Most of the carcase was salted down in a salting lead, a shallow wooden trough usually lined with lead so as to be leakproof. A layer of salt in the bottom, then the meat covered with further salt, started the process. Usually, where the bones showed at the surface of the hams a pinch of saltpetre ensured that the cure went well. Daily basting with the liquor that formed gave complete penetration of the salt. To cure the pig a 28lb block of salt was purchased; this then had to be crushed into granular form to be used.
Once cured, the meat would be drained and then hung – probably in the chimney corner – to dry. Looking up at eight hams of varying size hanging from a big beam crossing a a farmhouse kitchen, the owner remarked on my “admiring his pictures”! The hams were from successive years pigs and he would leave them hanging for 4 years before soaking and cooking. I believe that this practice resulted in rather tough and very strong flavoured ham.
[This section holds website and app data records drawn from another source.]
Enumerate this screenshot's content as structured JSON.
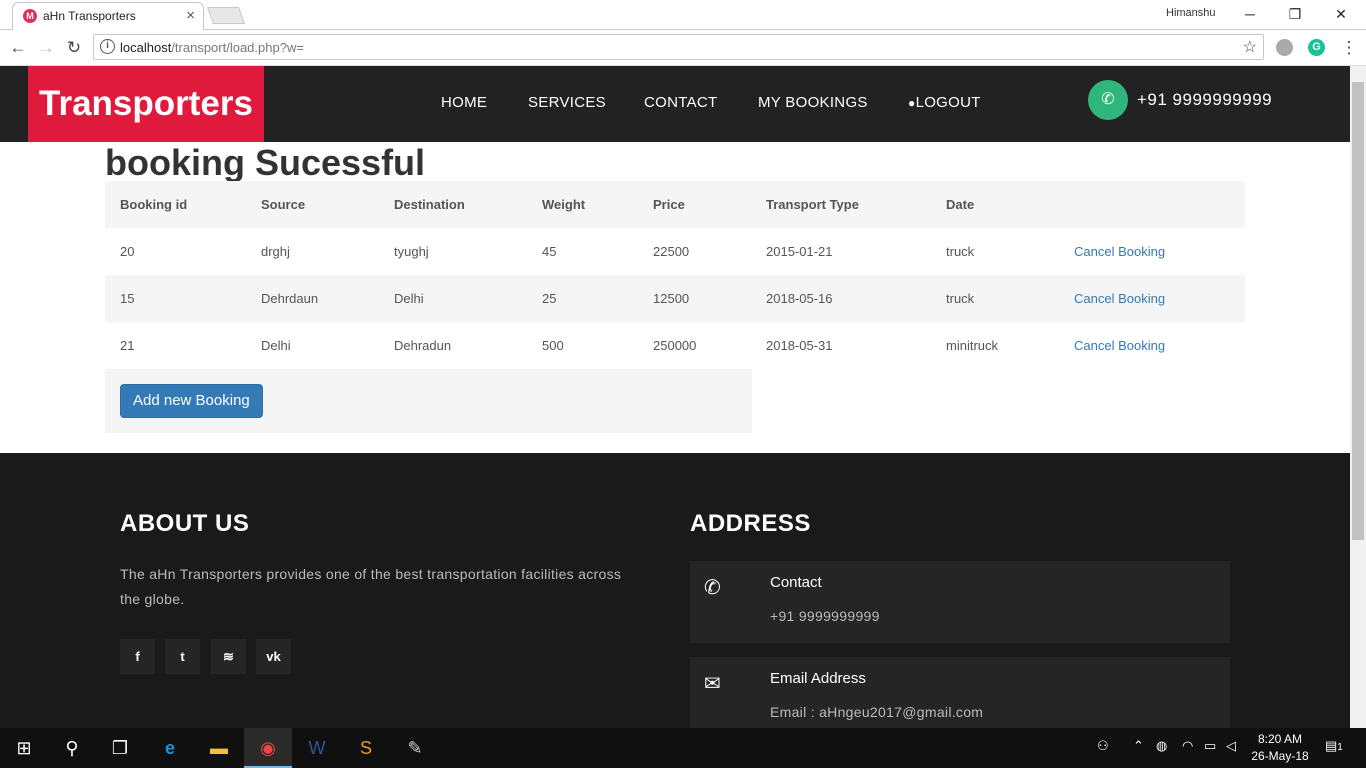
{
  "browser": {
    "tab_title": "aHn Transporters",
    "tab_close": "×",
    "favicon_letter": "M",
    "user": "Himanshu",
    "minimize": "─",
    "maximize": "❐",
    "close": "✕",
    "url": "localhost/transport/load.php?w=",
    "url_prefix": "localhost",
    "url_path": "/transport/load.php?w="
  },
  "navbar": {
    "brand": "Transporters",
    "links": [
      "HOME",
      "SERVICES",
      "CONTACT",
      "MY BOOKINGS",
      "LOGOUT"
    ],
    "phone": "+91 9999999999"
  },
  "main": {
    "heading": "booking Sucessful",
    "table_headers": [
      "Booking id",
      "Source",
      "Destination",
      "Weight",
      "Price",
      "Transport Type",
      "Date"
    ],
    "rows": [
      {
        "id": "20",
        "source": "drghj",
        "destination": "tyughj",
        "weight": "45",
        "price": "22500",
        "type": "2015-01-21",
        "date": "truck",
        "action": "Cancel Booking"
      },
      {
        "id": "15",
        "source": "Dehrdaun",
        "destination": "Delhi",
        "weight": "25",
        "price": "12500",
        "type": "2018-05-16",
        "date": "truck",
        "action": "Cancel Booking"
      },
      {
        "id": "21",
        "source": "Delhi",
        "destination": "Dehradun",
        "weight": "500",
        "price": "250000",
        "type": "2018-05-31",
        "date": "minitruck",
        "action": "Cancel Booking"
      }
    ],
    "add_button": "Add new Booking"
  },
  "footer": {
    "about_title": "ABOUT US",
    "about_text": "The aHn Transporters provides one of the best transportation facilities across the globe.",
    "social": [
      "f",
      "t",
      "rss",
      "vk"
    ],
    "address_title": "ADDRESS",
    "contact_label": "Contact",
    "contact_value": "+91 9999999999",
    "email_label": "Email Address",
    "email_value": "Email : aHngeu2017@gmail.com"
  },
  "taskbar": {
    "time": "8:20 AM",
    "date": "26-May-18",
    "notification_count": "1"
  }
}
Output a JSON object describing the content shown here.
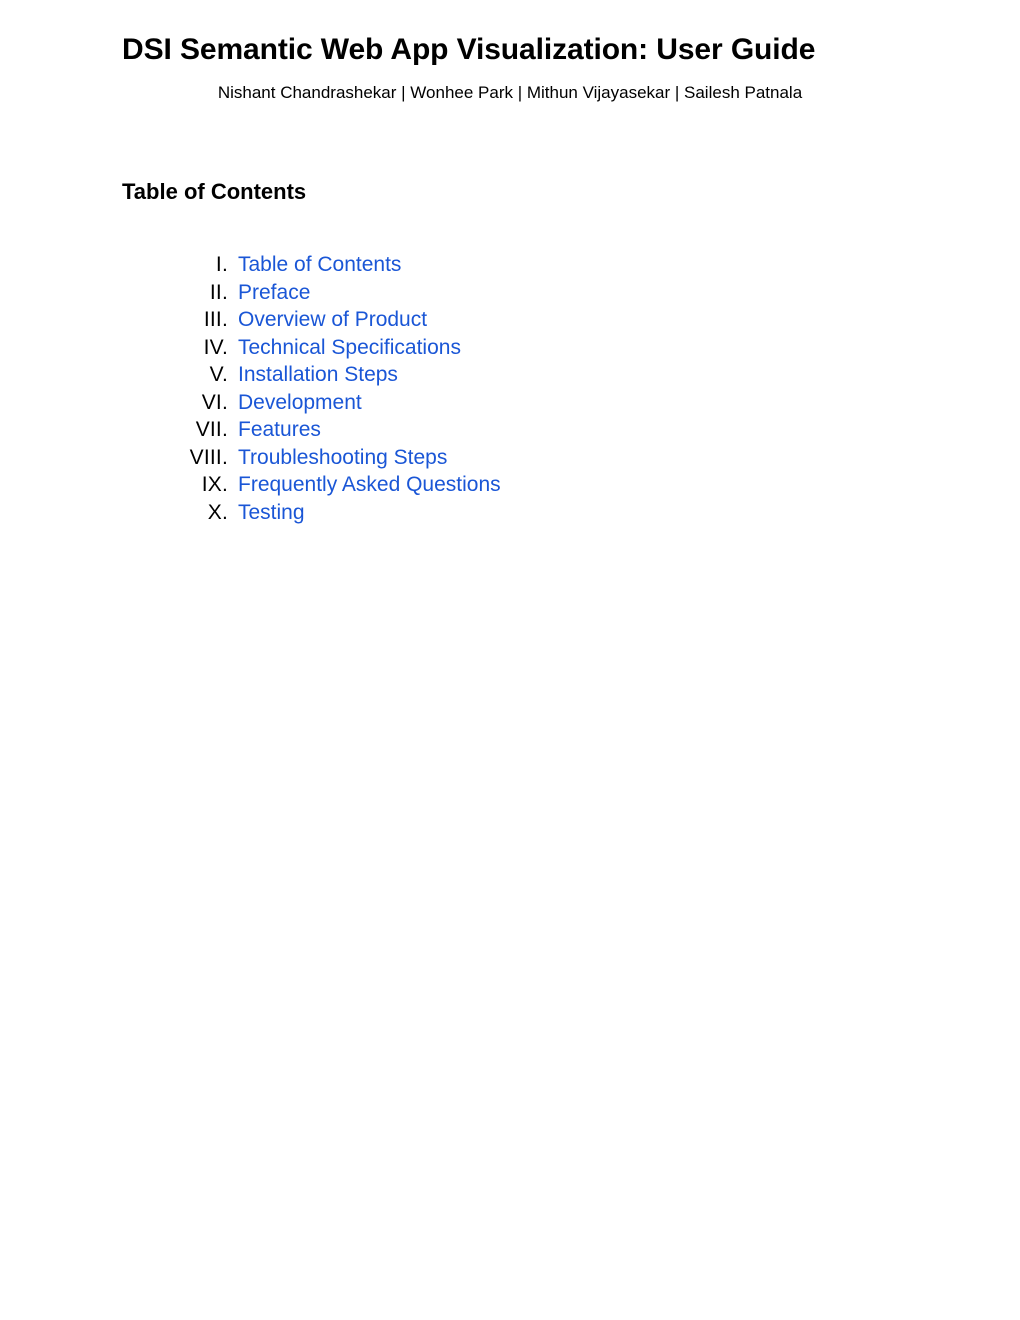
{
  "document": {
    "title": "DSI Semantic Web App Visualization: User Guide",
    "authors": "Nishant Chandrashekar | Wonhee Park | Mithun Vijayasekar | Sailesh Patnala"
  },
  "table_of_contents": {
    "heading": "Table of Contents",
    "link_color": "#1a56d6",
    "text_color": "#000000",
    "items": [
      {
        "numeral": "I.",
        "label": "Table of Contents"
      },
      {
        "numeral": "II.",
        "label": "Preface"
      },
      {
        "numeral": "III.",
        "label": "Overview of Product"
      },
      {
        "numeral": "IV.",
        "label": "Technical Specifications"
      },
      {
        "numeral": "V.",
        "label": "Installation Steps"
      },
      {
        "numeral": "VI.",
        "label": "Development"
      },
      {
        "numeral": "VII.",
        "label": "Features"
      },
      {
        "numeral": "VIII.",
        "label": "Troubleshooting Steps"
      },
      {
        "numeral": "IX.",
        "label": "Frequently Asked Questions"
      },
      {
        "numeral": "X.",
        "label": "Testing"
      }
    ]
  }
}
Most people ate up their pigs more quickly that that but the fact is that today’s bacon and ham cured in brine, under pressure, for a very short time, neither keeps nor tastes anything like the proper home cure.
At the end of the website entry describing the unveiling of the Advent Calendar Window at Westfield in Park Lane, I wrote a little of my boyhood in (half of) that cottage in Park Lane (more traditionally known as “Dark Lane”). As well as the chicken run, the cottage garden contained a pigsty, with a new pig annually. My father was a member of the Village Pig Club, just as described by Donald. However, both my mother and I were far too tender hearted for the realities of village life. We always gave our pigs pet names and became very fond of them. We dreaded my father’s announcement that “George Taylor’s coming tomorrow!” She would take me on a long walk in the countryside, returning long after the deed had been done. It was sheer hypocrisy, of course, because we were both only too willing to to join in the meat eating orgy that followed, she being particularly fond of pig’s trotters!
Just as Donald wrote in his article, the hams were indeed kept in the chimney corner, wrapped in old sewn up pillow cases! I vividly remember one of them being carefully taken down and stowed in the pre-war Austin 10 with lots of eggs, at the start of the only real seaside holiday of my childhood, to Devon and Cornwall in 1949. It was a glorious summer and we camped in my tiny child’s play tent comprising a single layer of cotton, at night simply sleeping on a blanket stretched out over an old army groundsheet with another blanket pulled over us. Dad converted a large biscuit tin to house the primus stove over which rested the frying pan containing the ham and eggs that were our daily (and delicious) dinner. Tea to follow, with fresh milk in a can from whichever farm we were camping at. Simple pleasures.